1
\$\begingroup\$

I am trying to convert an input sine wave to a square wave. The sine wave is centered at 2.5V and has an amplitude of 2V, with a frequency of 100kHz.

I am looking for a hysteresis of 100mV centered around 2.5V. (ie. 50mV below and 50mV above 2.5V)

I am trying to achieve something like the following (except that the output is inverted), where both waves are centered about 2.5V:

enter image description here

To do so I looked through Design with Operational Amplifiers and Analog ICs, and I thought that I could work with a VTC offsetting single-supply inverting Schmitt trigger.

enter image description here

I then calculated the resistance values according to my parameters.

VTH = 2.55V
VTL = 2.45V
VCC = 5V

enter image description here

Assuming R3 = 100kΩ and R4 = 2.2kΩ, I calculated R1 and R2 both being 4.1kΩ`.

I proceeded to construct the circuitry on Proteus software using the LM311 comparator.

enter image description here

And here is my output.

enter image description here

Yellow is Channel A, Blue is Channel B. I zoomed in on the square wave can be seen from the dials.

enter image description here

The output is not only attenuated, but also unevenly centered. The book mentions none of these effects, so I suspect that I am missing something more fundamental here. Any suggestions on what I am doing wrong would be appreciated.

\$\endgroup\$
  • \$\begingroup\$ You have both scope channels set for AC coupling - that will remove any DC component from the signal, so you won't know where the signal is relative to Ground. The two vertical position sliders have different non-zero settings which will also change the vertical position of the traces. \$\endgroup\$ – Peter Bennett Nov 14 '18 at 17:28
  • \$\begingroup\$ Also you have not said what the input signal level is not have you said whether it is adequately biased at 2.5 volts. \$\endgroup\$ – Andy aka Nov 14 '18 at 17:43
  • \$\begingroup\$ Thanks, updated images of oscilloscope. @Andyaka, input signal level is adequately biased at 2.5V, with an amplitude of 2V. \$\endgroup\$ – Rrz0 Nov 14 '18 at 17:45
  • 1
    \$\begingroup\$ LM311 has enormous gain, and large output-stage current surges during transitions. You may have oscillations. Use a Ground plane. Use a very small package, so inductance in the VDD and GND pins are minimal. \$\endgroup\$ – analogsystemsrf Nov 15 '18 at 3:56
1
\$\begingroup\$

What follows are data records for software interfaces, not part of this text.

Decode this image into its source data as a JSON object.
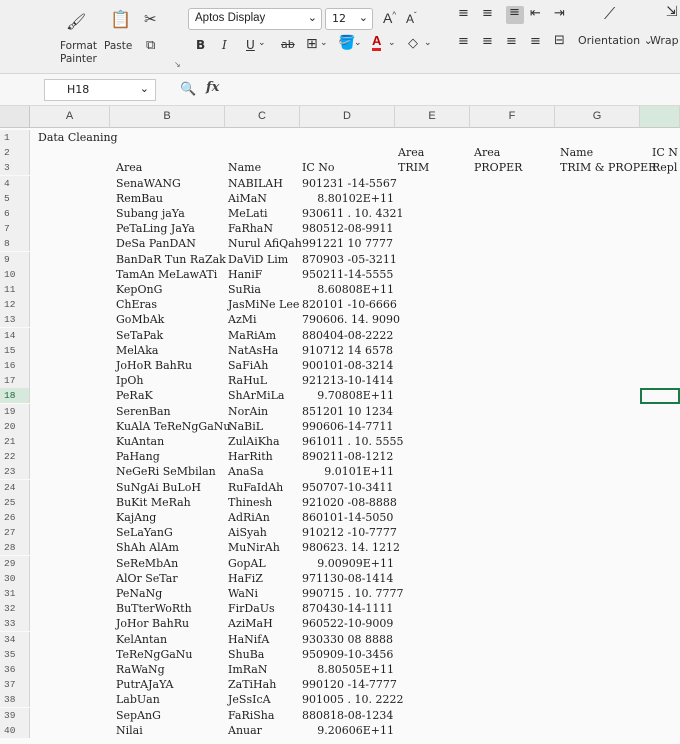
{
  "ribbon": {
    "format_painter": "Format\nPainter",
    "paste": "Paste",
    "font_name": "Aptos Display",
    "font_size": "12",
    "bold": "B",
    "italic": "I",
    "underline": "U",
    "strike": "ab",
    "grow": "A",
    "shrink": "A",
    "orientation": "Orientation",
    "wrap": "Wrap"
  },
  "formula_bar": {
    "name_box": "H18",
    "fx": "fx",
    "formula": ""
  },
  "columns": [
    "A",
    "B",
    "C",
    "D",
    "E",
    "F",
    "G"
  ],
  "rows": [
    {
      "n": "1",
      "a": "Data Cleaning"
    },
    {
      "n": "2",
      "e": "Area",
      "f": "Area",
      "g": "Name",
      "h": "IC N"
    },
    {
      "n": "3",
      "b": "Area",
      "c": "Name",
      "d": "IC No",
      "e": "TRIM",
      "f": "PROPER",
      "g": "TRIM & PROPER",
      "h": "Repl"
    },
    {
      "n": "4",
      "b": "SenaWANG",
      "c": "NABILAH",
      "d": "901231 -14-5567"
    },
    {
      "n": "5",
      "b": "RemBau",
      "c": "AiMaN",
      "dnum": "8.80102E+11"
    },
    {
      "n": "6",
      "b": "Subang jaYa",
      "c": "MeLati",
      "d": "930611 . 10. 4321"
    },
    {
      "n": "7",
      "b": "PeTaLing    JaYa",
      "c": "FaRhaN",
      "d": "980512-08-9911"
    },
    {
      "n": "8",
      "b": "DeSa PanDAN",
      "c": "Nurul AfiQah",
      "d": "991221 10 7777"
    },
    {
      "n": "9",
      "b": "BanDaR Tun RaZak",
      "c": "DaViD Lim",
      "d": "870903 -05-3211"
    },
    {
      "n": "10",
      "b": "TamAn  MeLawATi",
      "c": "HaniF",
      "d": "950211-14-5555"
    },
    {
      "n": "11",
      "b": "  KepOnG",
      "c": "SuRia",
      "dnum": "8.60808E+11"
    },
    {
      "n": "12",
      "b": "ChEras",
      "c": "JasMiNe Lee",
      "d": "820101 -10-6666"
    },
    {
      "n": "13",
      "b": "  GoMbAk",
      "c": "AzMi",
      "d": "790606. 14. 9090"
    },
    {
      "n": "14",
      "b": "SeTaPak",
      "c": "MaRiAm",
      "d": "880404-08-2222"
    },
    {
      "n": "15",
      "b": "MelAka",
      "c": "NatAsHa",
      "d": "910712 14 6578"
    },
    {
      "n": "16",
      "b": "JoHoR BahRu",
      "c": "SaFiAh",
      "d": "900101-08-3214"
    },
    {
      "n": "17",
      "b": "  IpOh",
      "c": "RaHuL",
      "d": "921213-10-1414"
    },
    {
      "n": "18",
      "b": "PeRaK",
      "c": "ShArMiLa",
      "dnum": "9.70808E+11"
    },
    {
      "n": "19",
      "b": "SerenBan",
      "c": "NorAin",
      "d": "851201 10 1234"
    },
    {
      "n": "20",
      "b": "KuAlA  TeReNgGaNu",
      "c": "NaBiL",
      "d": "990606-14-7711"
    },
    {
      "n": "21",
      "b": "KuAntan",
      "c": "ZulAiKha",
      "d": "961011 . 10. 5555"
    },
    {
      "n": "22",
      "b": "PaHang",
      "c": "HarRith",
      "d": "890211-08-1212"
    },
    {
      "n": "23",
      "b": "NeGeRi  SeMbilan",
      "c": "AnaSa",
      "dnum": "9.0101E+11"
    },
    {
      "n": "24",
      "b": "SuNgAi BuLoH",
      "c": "RuFaIdAh",
      "d": "950707-10-3411"
    },
    {
      "n": "25",
      "b": "BuKit MeRah",
      "c": "Thinesh",
      "d": "921020 -08-8888"
    },
    {
      "n": "26",
      "b": "KajAng",
      "c": "AdRiAn",
      "d": "860101-14-5050"
    },
    {
      "n": "27",
      "b": "SeLaYanG",
      "c": "AiSyah",
      "d": "910212 -10-7777"
    },
    {
      "n": "28",
      "b": "ShAh  AlAm",
      "c": "MuNirAh",
      "d": "980623. 14. 1212"
    },
    {
      "n": "29",
      "b": "SeReMbAn",
      "c": "GopAL",
      "dnum": "9.00909E+11"
    },
    {
      "n": "30",
      "b": "AlOr SeTar",
      "c": "HaFiZ",
      "d": "971130-08-1414"
    },
    {
      "n": "31",
      "b": "PeNaNg",
      "c": "WaNi",
      "d": "990715 . 10. 7777"
    },
    {
      "n": "32",
      "b": "BuTterWoRth",
      "c": "FirDaUs",
      "d": "870430-14-1111"
    },
    {
      "n": "33",
      "b": "JoHor BahRu",
      "c": "AziMaH",
      "d": "960522-10-9009"
    },
    {
      "n": "34",
      "b": "KelAntan",
      "c": "  HaNifA",
      "d": "930330 08 8888"
    },
    {
      "n": "35",
      "b": "TeReNgGaNu",
      "c": "ShuBa",
      "d": "950909-10-3456"
    },
    {
      "n": "36",
      "b": "RaWaNg",
      "c": "  ImRaN",
      "dnum": "8.80505E+11"
    },
    {
      "n": "37",
      "b": "PutrAJaYA",
      "c": "ZaTiHah",
      "d": "990120 -14-7777"
    },
    {
      "n": "38",
      "b": "LabUan",
      "c": "JeSsIcA",
      "d": "901005 . 10. 2222"
    },
    {
      "n": "39",
      "b": "SepAnG",
      "c": "FaRiSha",
      "d": "880818-08-1234"
    },
    {
      "n": "40",
      "b": "Nilai",
      "c": "Anuar",
      "dnum": "9.20606E+11"
    }
  ]
}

You've tied the collector of the NPN output to ground and you are trying to take an output from the emitter - you have this the wrong way round. Tie emitter to ground and use a pull-up on the collector like most folk (who still use this ancient part): -

enter image description here

\$\endgroup\$
  • \$\begingroup\$ Many thanks for your answer. This very strangely yields no output on my oscilloscope. I will try other comparators such as the LM397. \$\endgroup\$ – Rrz0 Nov 14 '18 at 18:06
  • \$\begingroup\$ I must be using the wrong simulator. Got an output 10 minutes after I started the simulation, which has never happened before. This was it. When connecting the output to pin 1 I immediately got an incorrect output, but when connected to pin, I got an output waveform appearing after 10 minutes. Thanks \$\endgroup\$ – Rrz0 Nov 14 '18 at 18:21
  • \$\begingroup\$ Ten minutes is an awfully long time to wait for an output! \$\endgroup\$ – Andy aka Nov 14 '18 at 18:33

Your Answer

By clicking “Post Your Answer”, you agree to our terms of service, privacy policy and cookie policy

Not the answer you're looking for? Browse other questions tagged or ask your own question.